There is also an equipment school where you can go to school and learn how to run heavy equipment. Go after what you want and make it happen for yourself.
AsphaltPro: What would you say was the most challenging “obstacle” you, as a female in the industry, had to overcome in the past 29 years in Seattle, and how did you overcome that obstacle? How do you think other women in the industry can incorporate that skill or habit into their workdays?
Missy Paulus: When you get into construction it’s hard work and it’s dirty and asphalt is hot, which is not for everyone. I believe that you work as hard as all the crew does even being a female, pull your weight, and have good work ethic. Be a good team member, always seeing what needs to happen next on a paving job. Work safe, work smart.
AsphaltPro: Could you share some of the differences you see in products, safety items, attitudes, opportunities, or any other observation you’ve made, that women can use in our industry today versus what was available when you started in Seattle?
Missy Paulus: We have newer equipment that we use. We have safety teams that share items with us monthly as well as a visit to our job sites. I would say the attitudes towards women in construction have changed. It’s different respect about doing your job. It’s about being part of a crew who knows the work.
I would say to be part of the crew is to learn your job. Always gain knowledge from the crews. There are always opportunities and it’s up to you to pursue them. Always keep a positive attitude.
AsphaltPro: Could you tell the readers about your family’s Christmas tree farm and how working on that enterprise assists you in your attitudes and aptitudes?
Missy Paulus: In the fall and early winter, I enjoy managing our family’s Christmas tree farm and running the coffee stand I created, CUP OF JOY. That’s for my love of coffee. For over 19 years, I have worked there and who doesn’t love a beautiful Christmas tree?
Our web page is threetreefarms.com and you can also find us on Facebook.
AsphaltPro: Let’s talk about teamwork. Would you like to share a quick note about a project or day when your asphalt team (or the snow & ice team) came together to solve a challenge and make our industry shine?
Missy Paulus: I helped repave Alki Ave SW and I am proud that I was one of the first crew chiefs to run “truck and pup” because the paving distance was so far. We completed our paving before the scheduled time and under budget. I was one of only a few women equipment operators in paving and the only female paving crew chief back then. We currently have more women in those jobs, which are skilled positions. My real love has always been asphalt paving. We can take a deteriorating street and make it beautiful again. There’s instant gratification in that work.
AsphaltPro: Let’s talk about perceptions. What do you think is an incorrect perception that we, as an industry, can re-educate young people about to encourage more women to consider a career in the asphalt business?

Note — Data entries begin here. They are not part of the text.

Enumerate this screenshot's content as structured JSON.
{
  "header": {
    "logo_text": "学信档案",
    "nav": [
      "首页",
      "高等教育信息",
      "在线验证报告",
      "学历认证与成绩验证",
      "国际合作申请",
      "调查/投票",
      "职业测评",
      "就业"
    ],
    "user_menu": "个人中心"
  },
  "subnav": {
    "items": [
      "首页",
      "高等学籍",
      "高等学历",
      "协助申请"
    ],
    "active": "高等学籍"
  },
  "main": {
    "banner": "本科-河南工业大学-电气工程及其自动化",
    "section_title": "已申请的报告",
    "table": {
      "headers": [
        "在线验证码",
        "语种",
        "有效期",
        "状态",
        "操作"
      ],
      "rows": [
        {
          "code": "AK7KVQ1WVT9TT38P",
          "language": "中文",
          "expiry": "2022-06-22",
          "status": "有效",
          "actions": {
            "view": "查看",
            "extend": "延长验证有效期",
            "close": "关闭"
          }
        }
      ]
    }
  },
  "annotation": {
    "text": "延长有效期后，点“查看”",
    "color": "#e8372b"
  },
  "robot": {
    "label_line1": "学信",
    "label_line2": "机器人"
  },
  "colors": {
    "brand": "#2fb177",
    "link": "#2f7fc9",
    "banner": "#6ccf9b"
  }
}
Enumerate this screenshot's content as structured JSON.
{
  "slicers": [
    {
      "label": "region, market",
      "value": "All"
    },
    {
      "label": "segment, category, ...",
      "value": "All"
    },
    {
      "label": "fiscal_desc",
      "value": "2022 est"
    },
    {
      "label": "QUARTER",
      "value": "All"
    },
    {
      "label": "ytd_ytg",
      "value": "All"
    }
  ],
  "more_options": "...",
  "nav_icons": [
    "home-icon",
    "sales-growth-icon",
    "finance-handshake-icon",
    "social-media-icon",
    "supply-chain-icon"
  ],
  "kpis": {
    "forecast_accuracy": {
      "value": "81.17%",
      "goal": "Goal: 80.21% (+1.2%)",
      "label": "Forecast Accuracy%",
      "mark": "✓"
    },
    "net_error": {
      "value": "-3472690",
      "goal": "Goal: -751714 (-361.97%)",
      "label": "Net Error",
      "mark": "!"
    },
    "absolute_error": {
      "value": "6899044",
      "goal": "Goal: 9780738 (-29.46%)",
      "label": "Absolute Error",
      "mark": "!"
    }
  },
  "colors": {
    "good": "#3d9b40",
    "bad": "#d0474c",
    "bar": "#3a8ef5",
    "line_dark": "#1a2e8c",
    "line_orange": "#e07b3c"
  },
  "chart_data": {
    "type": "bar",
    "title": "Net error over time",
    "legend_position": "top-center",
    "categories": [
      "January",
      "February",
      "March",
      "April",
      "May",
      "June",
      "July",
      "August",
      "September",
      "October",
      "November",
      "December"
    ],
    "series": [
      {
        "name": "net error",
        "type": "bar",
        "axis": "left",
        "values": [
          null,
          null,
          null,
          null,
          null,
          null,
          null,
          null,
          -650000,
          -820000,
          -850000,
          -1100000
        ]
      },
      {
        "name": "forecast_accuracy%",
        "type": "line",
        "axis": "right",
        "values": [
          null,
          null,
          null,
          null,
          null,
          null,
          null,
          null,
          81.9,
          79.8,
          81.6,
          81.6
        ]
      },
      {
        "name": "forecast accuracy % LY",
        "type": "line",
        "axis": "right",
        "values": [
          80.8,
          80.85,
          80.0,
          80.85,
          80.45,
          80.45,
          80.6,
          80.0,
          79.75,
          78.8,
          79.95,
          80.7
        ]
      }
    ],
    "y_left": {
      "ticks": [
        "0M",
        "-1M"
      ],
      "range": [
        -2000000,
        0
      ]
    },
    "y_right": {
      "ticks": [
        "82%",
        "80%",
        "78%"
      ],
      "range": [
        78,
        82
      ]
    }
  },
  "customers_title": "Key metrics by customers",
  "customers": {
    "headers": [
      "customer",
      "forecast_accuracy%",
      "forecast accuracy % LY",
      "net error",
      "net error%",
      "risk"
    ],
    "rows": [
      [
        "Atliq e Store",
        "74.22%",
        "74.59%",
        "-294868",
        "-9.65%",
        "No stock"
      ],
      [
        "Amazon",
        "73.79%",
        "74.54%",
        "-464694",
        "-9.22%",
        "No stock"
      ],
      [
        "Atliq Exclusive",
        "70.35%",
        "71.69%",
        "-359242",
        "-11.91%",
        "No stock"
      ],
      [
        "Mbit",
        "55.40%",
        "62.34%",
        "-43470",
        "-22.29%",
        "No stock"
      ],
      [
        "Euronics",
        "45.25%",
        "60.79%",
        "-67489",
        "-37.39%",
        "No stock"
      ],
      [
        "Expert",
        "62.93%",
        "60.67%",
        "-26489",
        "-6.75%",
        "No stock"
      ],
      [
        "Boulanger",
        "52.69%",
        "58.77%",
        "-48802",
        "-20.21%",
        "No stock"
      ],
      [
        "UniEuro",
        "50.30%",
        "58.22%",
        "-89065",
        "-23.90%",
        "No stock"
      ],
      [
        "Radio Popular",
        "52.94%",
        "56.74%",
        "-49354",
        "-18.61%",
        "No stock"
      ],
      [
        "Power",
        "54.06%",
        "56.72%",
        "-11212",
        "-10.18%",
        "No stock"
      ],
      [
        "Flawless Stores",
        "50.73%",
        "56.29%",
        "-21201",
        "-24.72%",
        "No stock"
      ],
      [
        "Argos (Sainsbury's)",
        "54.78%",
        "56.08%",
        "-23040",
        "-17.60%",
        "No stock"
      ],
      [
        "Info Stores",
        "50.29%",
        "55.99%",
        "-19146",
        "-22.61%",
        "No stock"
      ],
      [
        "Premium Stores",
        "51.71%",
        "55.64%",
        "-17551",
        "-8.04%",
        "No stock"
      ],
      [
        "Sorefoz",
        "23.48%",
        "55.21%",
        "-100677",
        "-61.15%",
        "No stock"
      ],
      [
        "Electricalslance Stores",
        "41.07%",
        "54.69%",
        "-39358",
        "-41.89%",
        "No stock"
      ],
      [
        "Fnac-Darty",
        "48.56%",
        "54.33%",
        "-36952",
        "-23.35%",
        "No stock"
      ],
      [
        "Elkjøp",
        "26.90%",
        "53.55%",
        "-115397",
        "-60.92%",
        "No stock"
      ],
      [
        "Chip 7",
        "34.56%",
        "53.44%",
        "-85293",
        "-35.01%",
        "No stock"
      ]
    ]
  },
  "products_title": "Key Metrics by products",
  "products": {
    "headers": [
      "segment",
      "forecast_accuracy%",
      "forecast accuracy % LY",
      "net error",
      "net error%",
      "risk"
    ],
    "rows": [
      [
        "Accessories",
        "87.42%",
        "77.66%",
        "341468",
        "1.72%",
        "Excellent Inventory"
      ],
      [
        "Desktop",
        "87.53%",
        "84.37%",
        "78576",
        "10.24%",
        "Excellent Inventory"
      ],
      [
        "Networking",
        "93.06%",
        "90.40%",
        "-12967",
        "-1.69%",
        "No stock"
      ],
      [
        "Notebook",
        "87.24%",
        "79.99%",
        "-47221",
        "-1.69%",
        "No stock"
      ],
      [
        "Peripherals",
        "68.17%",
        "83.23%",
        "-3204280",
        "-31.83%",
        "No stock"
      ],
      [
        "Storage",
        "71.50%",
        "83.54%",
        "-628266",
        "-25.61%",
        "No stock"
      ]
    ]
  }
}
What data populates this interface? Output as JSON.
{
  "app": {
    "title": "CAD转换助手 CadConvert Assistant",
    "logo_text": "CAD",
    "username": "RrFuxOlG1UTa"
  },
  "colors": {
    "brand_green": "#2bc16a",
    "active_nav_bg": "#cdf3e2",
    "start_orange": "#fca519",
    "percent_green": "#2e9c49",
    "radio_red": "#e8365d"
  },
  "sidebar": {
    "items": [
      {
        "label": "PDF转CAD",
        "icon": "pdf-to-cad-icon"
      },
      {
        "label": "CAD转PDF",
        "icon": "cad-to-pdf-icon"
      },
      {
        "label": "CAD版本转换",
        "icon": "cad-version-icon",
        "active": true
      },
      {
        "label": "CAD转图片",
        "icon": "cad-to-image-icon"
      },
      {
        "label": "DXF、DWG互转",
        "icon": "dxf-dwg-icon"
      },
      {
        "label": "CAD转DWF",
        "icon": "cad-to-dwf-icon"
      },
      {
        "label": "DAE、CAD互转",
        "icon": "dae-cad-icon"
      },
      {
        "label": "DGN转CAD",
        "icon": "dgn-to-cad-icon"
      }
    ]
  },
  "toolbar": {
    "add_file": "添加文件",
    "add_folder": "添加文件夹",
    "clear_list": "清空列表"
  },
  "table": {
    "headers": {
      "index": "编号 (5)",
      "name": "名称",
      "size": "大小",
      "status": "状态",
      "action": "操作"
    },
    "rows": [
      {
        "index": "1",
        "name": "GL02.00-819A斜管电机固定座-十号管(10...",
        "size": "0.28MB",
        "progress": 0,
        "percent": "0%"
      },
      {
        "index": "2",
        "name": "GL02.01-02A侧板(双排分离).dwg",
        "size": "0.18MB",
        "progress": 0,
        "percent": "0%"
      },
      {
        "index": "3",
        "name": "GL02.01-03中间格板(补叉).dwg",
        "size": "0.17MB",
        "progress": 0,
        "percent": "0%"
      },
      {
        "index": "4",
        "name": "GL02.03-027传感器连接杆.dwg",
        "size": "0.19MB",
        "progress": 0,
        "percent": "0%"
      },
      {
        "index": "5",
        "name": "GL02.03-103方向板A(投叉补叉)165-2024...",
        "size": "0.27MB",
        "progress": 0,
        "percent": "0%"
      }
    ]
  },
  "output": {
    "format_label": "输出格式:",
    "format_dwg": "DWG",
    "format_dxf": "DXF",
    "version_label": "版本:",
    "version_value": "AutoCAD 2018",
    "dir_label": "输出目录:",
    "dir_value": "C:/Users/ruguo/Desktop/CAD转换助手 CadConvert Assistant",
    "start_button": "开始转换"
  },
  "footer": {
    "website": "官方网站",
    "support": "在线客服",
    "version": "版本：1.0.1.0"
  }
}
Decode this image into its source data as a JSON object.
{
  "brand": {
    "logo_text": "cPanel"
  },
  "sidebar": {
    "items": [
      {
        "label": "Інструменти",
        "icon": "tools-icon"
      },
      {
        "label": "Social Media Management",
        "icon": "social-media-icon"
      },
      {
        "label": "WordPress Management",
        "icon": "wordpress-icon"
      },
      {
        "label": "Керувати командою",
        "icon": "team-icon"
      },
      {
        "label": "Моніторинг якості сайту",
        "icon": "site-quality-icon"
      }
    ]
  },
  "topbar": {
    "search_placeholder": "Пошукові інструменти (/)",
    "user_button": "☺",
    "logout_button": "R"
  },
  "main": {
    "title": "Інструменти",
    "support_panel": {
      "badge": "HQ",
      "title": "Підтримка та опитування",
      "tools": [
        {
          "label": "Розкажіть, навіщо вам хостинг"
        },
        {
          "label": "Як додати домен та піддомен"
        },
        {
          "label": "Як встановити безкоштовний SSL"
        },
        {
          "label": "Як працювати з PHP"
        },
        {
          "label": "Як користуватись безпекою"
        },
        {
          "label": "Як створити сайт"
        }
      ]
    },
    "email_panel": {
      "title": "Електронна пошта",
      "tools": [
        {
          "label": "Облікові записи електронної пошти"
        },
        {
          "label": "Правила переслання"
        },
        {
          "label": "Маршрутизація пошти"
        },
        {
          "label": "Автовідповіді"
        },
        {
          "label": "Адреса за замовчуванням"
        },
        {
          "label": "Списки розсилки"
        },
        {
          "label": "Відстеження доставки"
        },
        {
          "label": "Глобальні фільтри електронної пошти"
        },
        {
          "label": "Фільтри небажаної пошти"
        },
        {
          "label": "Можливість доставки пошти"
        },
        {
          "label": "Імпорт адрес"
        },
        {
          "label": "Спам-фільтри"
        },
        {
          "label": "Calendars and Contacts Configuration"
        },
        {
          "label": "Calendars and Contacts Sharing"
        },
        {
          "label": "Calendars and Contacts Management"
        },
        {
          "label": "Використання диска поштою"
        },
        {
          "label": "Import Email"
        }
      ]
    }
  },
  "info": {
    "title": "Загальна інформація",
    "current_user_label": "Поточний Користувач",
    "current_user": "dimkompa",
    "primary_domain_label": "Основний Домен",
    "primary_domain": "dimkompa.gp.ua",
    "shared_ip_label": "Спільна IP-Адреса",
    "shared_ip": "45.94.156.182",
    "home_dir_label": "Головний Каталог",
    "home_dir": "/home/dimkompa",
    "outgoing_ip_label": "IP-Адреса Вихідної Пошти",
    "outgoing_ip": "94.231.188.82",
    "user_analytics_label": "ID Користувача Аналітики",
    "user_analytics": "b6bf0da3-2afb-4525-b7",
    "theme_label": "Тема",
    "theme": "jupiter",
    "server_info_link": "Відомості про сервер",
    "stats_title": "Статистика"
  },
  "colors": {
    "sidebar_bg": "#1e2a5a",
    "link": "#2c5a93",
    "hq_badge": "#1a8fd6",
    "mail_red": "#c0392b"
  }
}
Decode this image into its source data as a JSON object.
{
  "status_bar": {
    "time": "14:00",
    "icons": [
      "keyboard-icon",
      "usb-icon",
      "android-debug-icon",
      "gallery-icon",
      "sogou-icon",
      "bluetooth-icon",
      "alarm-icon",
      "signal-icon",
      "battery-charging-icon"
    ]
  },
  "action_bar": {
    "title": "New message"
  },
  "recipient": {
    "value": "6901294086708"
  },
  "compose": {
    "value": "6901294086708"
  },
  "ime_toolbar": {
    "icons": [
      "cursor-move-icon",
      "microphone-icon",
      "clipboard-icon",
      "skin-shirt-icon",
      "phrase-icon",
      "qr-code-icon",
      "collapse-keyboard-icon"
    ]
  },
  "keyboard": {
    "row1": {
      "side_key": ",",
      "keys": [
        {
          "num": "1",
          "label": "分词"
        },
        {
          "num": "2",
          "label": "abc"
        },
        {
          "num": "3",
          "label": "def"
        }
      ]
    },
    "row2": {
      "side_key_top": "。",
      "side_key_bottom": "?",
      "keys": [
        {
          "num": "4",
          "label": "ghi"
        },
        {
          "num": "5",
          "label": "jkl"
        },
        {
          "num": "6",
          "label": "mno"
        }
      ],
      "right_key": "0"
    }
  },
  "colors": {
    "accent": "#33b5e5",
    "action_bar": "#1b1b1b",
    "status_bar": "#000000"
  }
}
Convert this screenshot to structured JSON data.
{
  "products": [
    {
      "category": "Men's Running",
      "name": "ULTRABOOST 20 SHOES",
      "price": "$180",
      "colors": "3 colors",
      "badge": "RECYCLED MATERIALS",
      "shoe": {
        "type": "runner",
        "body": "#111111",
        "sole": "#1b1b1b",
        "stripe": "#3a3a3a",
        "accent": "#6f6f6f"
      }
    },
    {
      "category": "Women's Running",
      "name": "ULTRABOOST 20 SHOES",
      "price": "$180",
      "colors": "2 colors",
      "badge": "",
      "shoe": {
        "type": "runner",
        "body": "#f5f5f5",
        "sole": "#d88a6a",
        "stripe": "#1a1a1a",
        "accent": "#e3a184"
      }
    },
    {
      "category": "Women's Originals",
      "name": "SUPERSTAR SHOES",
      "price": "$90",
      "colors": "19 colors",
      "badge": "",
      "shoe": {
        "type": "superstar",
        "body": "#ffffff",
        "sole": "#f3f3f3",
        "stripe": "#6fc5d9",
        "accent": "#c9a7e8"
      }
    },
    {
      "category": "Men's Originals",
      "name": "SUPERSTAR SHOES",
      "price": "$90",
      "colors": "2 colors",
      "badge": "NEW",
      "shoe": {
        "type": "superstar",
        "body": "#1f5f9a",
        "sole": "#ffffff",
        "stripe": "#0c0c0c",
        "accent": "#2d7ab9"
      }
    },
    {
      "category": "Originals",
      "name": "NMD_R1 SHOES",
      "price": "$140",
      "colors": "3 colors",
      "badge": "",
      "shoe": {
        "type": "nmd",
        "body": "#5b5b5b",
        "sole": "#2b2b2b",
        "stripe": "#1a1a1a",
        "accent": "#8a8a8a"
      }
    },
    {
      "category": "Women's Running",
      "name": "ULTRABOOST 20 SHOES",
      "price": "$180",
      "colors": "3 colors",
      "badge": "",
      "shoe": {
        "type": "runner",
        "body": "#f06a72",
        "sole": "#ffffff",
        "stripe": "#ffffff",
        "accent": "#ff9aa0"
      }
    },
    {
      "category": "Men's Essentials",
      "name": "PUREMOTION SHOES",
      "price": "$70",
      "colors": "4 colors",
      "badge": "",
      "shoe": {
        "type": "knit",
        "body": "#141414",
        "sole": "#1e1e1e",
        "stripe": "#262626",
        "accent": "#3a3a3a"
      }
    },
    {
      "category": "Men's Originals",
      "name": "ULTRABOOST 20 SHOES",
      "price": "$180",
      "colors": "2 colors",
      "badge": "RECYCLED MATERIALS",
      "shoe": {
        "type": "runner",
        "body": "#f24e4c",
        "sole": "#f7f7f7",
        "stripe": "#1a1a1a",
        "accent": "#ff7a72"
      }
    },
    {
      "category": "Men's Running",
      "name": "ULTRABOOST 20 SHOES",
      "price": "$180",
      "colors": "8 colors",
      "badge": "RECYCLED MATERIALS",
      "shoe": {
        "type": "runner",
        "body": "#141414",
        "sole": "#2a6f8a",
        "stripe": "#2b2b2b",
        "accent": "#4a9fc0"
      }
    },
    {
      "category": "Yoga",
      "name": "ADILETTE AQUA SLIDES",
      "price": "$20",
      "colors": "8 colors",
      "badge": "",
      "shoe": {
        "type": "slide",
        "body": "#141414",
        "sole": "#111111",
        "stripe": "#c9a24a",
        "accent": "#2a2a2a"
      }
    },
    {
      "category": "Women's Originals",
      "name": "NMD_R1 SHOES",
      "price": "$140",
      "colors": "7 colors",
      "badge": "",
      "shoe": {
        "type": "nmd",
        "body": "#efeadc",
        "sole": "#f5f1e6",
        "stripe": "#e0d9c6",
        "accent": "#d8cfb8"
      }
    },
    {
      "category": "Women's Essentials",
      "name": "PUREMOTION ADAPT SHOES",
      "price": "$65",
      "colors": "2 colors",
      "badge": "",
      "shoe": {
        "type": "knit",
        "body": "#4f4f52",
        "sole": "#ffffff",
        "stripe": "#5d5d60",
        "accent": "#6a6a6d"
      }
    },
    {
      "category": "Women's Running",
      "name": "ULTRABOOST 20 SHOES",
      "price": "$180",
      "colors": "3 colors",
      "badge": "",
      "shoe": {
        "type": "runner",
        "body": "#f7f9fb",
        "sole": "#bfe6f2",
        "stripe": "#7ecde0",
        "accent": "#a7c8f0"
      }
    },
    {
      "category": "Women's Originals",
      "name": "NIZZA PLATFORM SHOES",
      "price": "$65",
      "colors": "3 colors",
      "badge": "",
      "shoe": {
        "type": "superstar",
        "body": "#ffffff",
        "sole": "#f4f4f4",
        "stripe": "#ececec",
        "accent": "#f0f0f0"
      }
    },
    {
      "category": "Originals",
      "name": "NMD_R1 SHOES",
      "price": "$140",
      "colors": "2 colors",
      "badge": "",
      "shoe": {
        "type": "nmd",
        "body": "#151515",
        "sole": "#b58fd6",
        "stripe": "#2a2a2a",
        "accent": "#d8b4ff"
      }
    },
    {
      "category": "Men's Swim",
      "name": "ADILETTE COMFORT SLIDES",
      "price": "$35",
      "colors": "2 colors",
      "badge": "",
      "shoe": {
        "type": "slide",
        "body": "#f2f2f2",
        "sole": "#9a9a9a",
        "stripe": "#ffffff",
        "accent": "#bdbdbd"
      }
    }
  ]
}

Missy Paulus: It is hot and really hard work but you learn so much! It’s a trade that I started in and am still in the asphalt business. It’s rewarding the work you do, and it’s been a great career choice for me. Help them to see potential in career paths such as construction. That they can do this kind of work.
AsphaltPro: What is the most rewarding aspect for you of being in the asphalt industry?
Missy Paulus: Make streets new again. Have pride in all your work.
AsphaltPro: Will you tell us about someone who served as a mentor for you? Is there any advice from your mentors that you would share with other women in the industry/other operators?
Missy Paulus: I have had several mentors in all stages of my career. I would say I had several mentors along the way in all the different trade skills I learned. They gave me the tools and guidance to learn to believe I can do it. They all encouraged me to work hard and follow my goals.
Help others when you can. It is always great to pay it forward. You can get skills and knowledge on the job if you work hard; you can have a career in the construction trades.